The next speaker expressed that she was grateful for his concern for some environmental issues, noting an appearance he had made earlier in the day at Curtis Orchard. He interrupted to say that he had been stung by a bee there-- a further attempt to disarm us and throw us off message. The second speaker then continued to talk about her healthcare concerns for her son, who works in the restaurant industry for minimum wage.
The third speaker was probably the most eloquent of us. She spoke calmly but firmly about how she was new to town and thus had not voted for Rep. Davis, but that based on what she had seen of his record, she would do everything in her power to unseat him in 2018. She spoke passionately about his apparent lack of empathy for his constituents who are facing real fears about the direction of this country.

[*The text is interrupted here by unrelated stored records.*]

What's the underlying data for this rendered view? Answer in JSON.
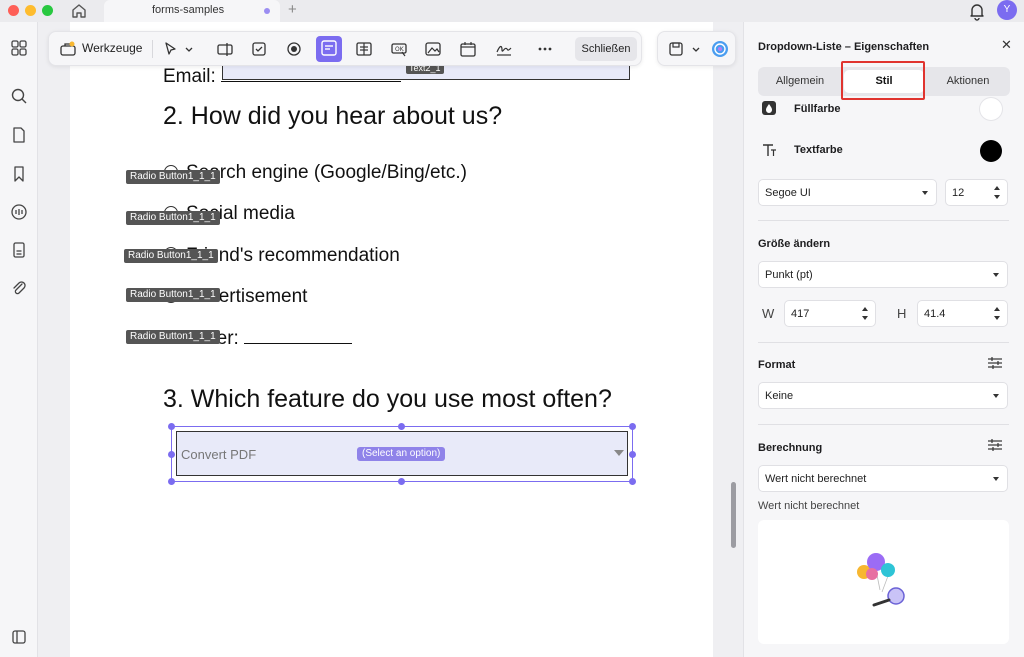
{
  "titlebar": {
    "tab_label": "forms-samples",
    "avatar_initial": "Y"
  },
  "toolbar": {
    "tools_label": "Werkzeuge",
    "close_label": "Schließen"
  },
  "document": {
    "email_label": "Email:",
    "textfield_tag": "Text2_1",
    "q2_heading": "2. How did you hear about us?",
    "options": [
      {
        "text": "Search engine (Google/Bing/etc.)",
        "tag": "Radio Button1_1_1"
      },
      {
        "text": "Social media",
        "tag": "Radio Button1_1_1"
      },
      {
        "text": "Friend's recommendation",
        "tag": "Radio Button1_1_1"
      },
      {
        "text": "Advertisement",
        "tag": "Radio Button1_1_1"
      },
      {
        "text": "Other:",
        "tag": "Radio Button1_1_1"
      }
    ],
    "q3_heading": "3. Which feature do you use most often?",
    "dropdown_value": "Convert PDF",
    "dropdown_hint": "(Select an option)"
  },
  "panel": {
    "title": "Dropdown-Liste – Eigenschaften",
    "tabs": [
      "Allgemein",
      "Stil",
      "Aktionen"
    ],
    "active_tab": "Stil",
    "fill_color_label": "Füllfarbe",
    "fill_color": "#ffffff",
    "text_color_label": "Textfarbe",
    "text_color": "#000000",
    "font_family": "Segoe UI",
    "font_size": "12",
    "resize_label": "Größe ändern",
    "unit": "Punkt (pt)",
    "width_label": "W",
    "width_value": "417",
    "height_label": "H",
    "height_value": "41.4",
    "format_label": "Format",
    "format_value": "Keine",
    "calc_label": "Berechnung",
    "calc_value": "Wert nicht berechnet",
    "calc_caption": "Wert nicht berechnet"
  },
  "colors": {
    "accent": "#7b6cf0",
    "highlight": "#e0342f"
  }
}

The fourth speaker continued on many of the points that had already been stated, and shifted the focus a bit to Rep. Davis' support of the AHCA. The fifth speaker then took over to speak about his mother's struggles with cancer, and how the provisions of the AHCA would be a death sentence for her.

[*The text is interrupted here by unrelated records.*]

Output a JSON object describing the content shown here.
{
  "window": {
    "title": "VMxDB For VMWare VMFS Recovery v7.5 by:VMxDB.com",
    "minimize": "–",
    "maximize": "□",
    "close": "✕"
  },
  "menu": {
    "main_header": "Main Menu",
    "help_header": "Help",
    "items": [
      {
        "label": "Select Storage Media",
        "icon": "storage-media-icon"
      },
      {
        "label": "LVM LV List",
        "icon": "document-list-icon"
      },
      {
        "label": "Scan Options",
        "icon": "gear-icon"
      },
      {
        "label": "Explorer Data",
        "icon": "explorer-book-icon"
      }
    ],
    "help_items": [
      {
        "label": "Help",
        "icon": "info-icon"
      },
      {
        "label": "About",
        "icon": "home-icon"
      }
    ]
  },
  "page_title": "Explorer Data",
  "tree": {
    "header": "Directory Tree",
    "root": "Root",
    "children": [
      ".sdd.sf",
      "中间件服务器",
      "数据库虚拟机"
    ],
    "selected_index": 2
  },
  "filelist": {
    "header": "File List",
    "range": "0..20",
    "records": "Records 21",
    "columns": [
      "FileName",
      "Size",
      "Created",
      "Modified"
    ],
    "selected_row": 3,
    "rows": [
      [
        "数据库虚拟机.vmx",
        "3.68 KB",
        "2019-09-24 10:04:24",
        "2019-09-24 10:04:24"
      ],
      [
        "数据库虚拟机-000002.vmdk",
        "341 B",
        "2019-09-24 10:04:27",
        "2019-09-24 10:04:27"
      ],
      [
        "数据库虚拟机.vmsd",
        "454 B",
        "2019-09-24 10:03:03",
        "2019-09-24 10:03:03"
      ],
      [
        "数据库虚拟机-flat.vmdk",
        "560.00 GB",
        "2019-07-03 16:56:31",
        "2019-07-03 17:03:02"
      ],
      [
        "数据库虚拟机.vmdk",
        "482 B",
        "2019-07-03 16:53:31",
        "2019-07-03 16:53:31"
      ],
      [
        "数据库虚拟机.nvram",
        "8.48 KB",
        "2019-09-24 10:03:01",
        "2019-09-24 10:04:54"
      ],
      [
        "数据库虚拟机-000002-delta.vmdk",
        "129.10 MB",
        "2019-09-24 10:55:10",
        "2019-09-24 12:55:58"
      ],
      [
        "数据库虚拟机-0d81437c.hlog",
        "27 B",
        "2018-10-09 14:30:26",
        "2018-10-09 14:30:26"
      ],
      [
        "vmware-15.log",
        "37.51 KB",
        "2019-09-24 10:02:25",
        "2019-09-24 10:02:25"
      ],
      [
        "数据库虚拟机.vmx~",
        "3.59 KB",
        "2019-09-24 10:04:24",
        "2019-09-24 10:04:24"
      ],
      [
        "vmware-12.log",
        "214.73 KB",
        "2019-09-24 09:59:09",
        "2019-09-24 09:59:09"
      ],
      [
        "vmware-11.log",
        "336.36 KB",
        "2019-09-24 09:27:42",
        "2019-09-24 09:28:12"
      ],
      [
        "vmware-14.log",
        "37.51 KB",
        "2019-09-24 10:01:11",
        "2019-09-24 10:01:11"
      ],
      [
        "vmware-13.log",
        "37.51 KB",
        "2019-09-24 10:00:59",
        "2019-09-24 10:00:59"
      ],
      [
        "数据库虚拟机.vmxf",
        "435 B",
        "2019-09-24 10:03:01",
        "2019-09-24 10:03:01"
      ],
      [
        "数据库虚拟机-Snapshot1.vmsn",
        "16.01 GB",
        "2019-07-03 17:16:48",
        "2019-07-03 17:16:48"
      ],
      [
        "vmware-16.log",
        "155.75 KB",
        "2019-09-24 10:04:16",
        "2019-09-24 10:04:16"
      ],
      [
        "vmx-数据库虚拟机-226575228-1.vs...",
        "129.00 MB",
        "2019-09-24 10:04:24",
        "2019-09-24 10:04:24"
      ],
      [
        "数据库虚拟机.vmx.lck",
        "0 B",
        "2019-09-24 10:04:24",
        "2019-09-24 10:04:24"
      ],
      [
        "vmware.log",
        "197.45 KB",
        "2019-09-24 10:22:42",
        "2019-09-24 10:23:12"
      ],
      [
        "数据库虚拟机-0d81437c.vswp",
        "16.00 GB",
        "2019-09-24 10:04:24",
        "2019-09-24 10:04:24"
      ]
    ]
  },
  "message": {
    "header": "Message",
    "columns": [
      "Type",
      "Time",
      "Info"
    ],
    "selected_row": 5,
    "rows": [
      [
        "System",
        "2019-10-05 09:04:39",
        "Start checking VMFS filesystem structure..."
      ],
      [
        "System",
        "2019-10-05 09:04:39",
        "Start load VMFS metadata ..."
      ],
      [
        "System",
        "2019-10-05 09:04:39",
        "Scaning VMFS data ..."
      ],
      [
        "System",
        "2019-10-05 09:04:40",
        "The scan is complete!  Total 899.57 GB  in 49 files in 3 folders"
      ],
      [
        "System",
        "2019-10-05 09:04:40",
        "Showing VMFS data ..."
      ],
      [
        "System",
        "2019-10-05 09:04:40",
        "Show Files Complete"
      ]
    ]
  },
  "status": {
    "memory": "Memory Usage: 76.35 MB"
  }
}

At this point, Tyler walked into the room and tried to indicate that our time was up. But one of the participants in our group had been keeping time on her phone, and showed him that we had not received the 10 minutes allotted to us. After a brief exchange, Rep. Davis let us continue. But the opening had been provided...the aforementioned politician, who had entered the room with our group, now spoke up about his dismay that Rep. Davis has increasingly become a yes-man for the GOP, voting along strict party lines. He mentioned in particular the GOP pushing the AHCA without CBO scoring or open meetings.
Here, Rep. Davis began to respond, and unfortunately it turned into a bit of a shouting match. The people in the group (including the politician) began to challenge Rep. Davis on his contention that the bill was scored by the CBO and that there were plenty of meetings about it (both untrue with regard to the version of the bill that was actually voted upon). Rep. Davis then tried to wrap up by saying that politics of late had become very hateful and polarized. Speaker number three retorted, "Yes, there is hatefulness coming from the administration." Rep. Davis' body language in response to that remark made it clear that he objected to it, so she asked him openly: "Do you deny that the current administration is a hateful administration." He answered, "Yes, I do."

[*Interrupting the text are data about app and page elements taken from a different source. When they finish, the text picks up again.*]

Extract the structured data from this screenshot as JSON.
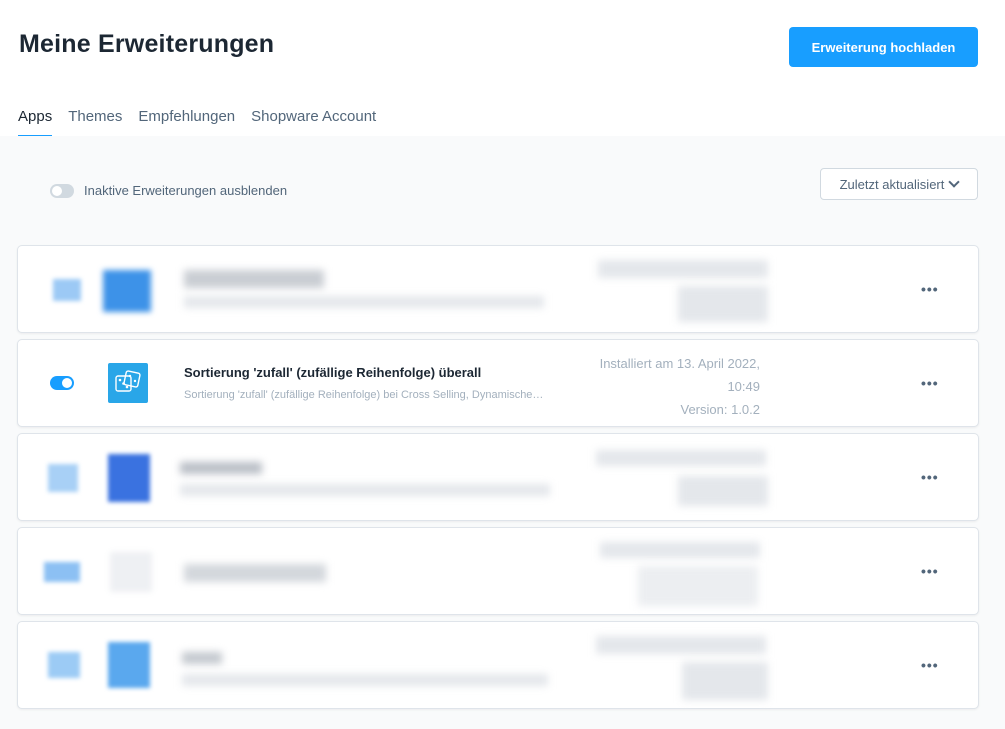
{
  "page": {
    "title": "Meine Erweiterungen",
    "upload_button": "Erweiterung hochladen"
  },
  "tabs": [
    {
      "label": "Apps",
      "active": true
    },
    {
      "label": "Themes",
      "active": false
    },
    {
      "label": "Empfehlungen",
      "active": false
    },
    {
      "label": "Shopware Account",
      "active": false
    }
  ],
  "filters": {
    "hide_inactive_label": "Inaktive Erweiterungen ausblenden",
    "hide_inactive_enabled": false,
    "sort_label": "Zuletzt aktualisiert"
  },
  "extensions": [
    {
      "obscured": true
    },
    {
      "obscured": false,
      "active": true,
      "name": "Sortierung 'zufall' (zufällige Reihenfolge) überall",
      "description": "Sortierung 'zufall' (zufällige Reihenfolge) bei Cross Selling, Dynamische…",
      "installed_line1": "Installiert am 13. April 2022,",
      "installed_line2": "10:49",
      "version": "Version: 1.0.2",
      "icon": "dice-icon"
    },
    {
      "obscured": true
    },
    {
      "obscured": true
    },
    {
      "obscured": true
    }
  ],
  "menu_glyph": "•••",
  "colors": {
    "accent": "#189eff",
    "text_dark": "#1c2733",
    "text_muted": "#52667a",
    "text_light": "#a3b0bd",
    "background": "#f9fafb"
  }
}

At that point we left the office (our time was pretty much up anyway). My blood was boiling and I was furious to think that my representative, my voice in congress, was so out of touch with my needs and my desires. Rep. Davis has written me letters asserting that our district is one of the few that is fairly evenly divided between Democrats and Republicans. If this is so, I would hope that he would strive for compromise and middle ground that might best serve the values of all his constituents.
In one of the news stories about Tuesday's event, Rep. Davis referred to Tuesday's office hours as "a continuation of the sort of events that we've held since my election." Baloney. This was orchestrated to fail his constituents while providing optics that would appear to show that he is responsive to the people. He still refuses to hold town halls (I read that he snapped at another participant in a different meeting, "If the people don't like it, let them show that in the 2018 election."), and I doubt we'll even see another circus like this during the remainder of his term.
In the words of Rodney's hero, DJT: SAD!